RP and LV: These questions are very difficult to talk about or even to formulate correctly. They lead to glittering generalities that are almost certain to be wrong. But we might say tentatively that the qualities we find in nineteenth century Russian literature came in part from the late maturing of Russian culture, which reached its “golden age” not in the time of Shakespeare or Molière or Cervantes, but in the age of Pushkin, Gogol, Dostoevsky, and Tolstoy. These writers belonged fully to the nineteenth century, with all its social and spiritual conflicts, but at the same time they were creating the language and the forms of their literature, and posing these “accursed questions,” as Dostoevsky called them, for the first time. There is a primary energy in their work. As for what may have been lost, writers themselves have little choice about these things; they are determined by forces much larger than the individual will. Besides, what is lost here is found there.
TM: What is the social resonance of Tolstoy’s ideas today? Why do we keep turning back to him?
RP and LV: There are people all over the world who are still taken with Tolstoy’s social ideas – that is, with “Tolstoyism,” as he and his followers defined it: the radical simplification of life, egalitarianism, non-violent opposition to the state, pacifism, vegetarianism, post-marital chastity. But that’s probably not what you mean by “Tolstoy’s ideas.” We turn back to him, we keep reading him, because in his artistic work he deals with universal conditions and almost never with topical issues, and because he has such an extraordinary gift for concrete realization.
TM: Judging by your output, you both seem to work so much and so efficiently. Do you have time to read for pure enjoyment? If so, what have you read recently that you have loved?
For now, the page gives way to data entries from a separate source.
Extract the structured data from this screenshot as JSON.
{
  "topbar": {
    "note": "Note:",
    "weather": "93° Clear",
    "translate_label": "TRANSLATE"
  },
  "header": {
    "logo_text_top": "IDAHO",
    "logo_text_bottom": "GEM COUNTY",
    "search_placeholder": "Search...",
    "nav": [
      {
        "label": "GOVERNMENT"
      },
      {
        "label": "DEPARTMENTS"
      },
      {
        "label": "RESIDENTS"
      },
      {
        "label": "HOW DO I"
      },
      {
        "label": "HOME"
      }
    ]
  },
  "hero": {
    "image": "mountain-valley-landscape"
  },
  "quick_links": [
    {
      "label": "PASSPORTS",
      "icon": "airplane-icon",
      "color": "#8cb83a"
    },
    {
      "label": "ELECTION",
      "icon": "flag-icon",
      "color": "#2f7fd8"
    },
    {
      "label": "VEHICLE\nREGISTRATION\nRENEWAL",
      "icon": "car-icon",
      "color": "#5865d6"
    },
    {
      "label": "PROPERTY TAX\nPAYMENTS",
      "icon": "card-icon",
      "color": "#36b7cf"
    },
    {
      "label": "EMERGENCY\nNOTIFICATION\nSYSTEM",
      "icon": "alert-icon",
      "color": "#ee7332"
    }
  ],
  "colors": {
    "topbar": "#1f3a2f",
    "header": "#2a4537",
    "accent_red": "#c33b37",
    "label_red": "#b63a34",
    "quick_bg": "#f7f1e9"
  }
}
RP and LV: Dorothy Sayers’ mystery novels, Don Quixote in Liubimov’s Russian translation, The Collected Stories of Lydia Davis, the essays of Eliot Weinberger (Oranges and Peanuts for Sale and An Elemental Thing), the journals of Kornei Chukovsky, Guido Ceronetti’s La Pazienza dell’arrostito (The Patience of the Roasted), Martin Chuzzlewit…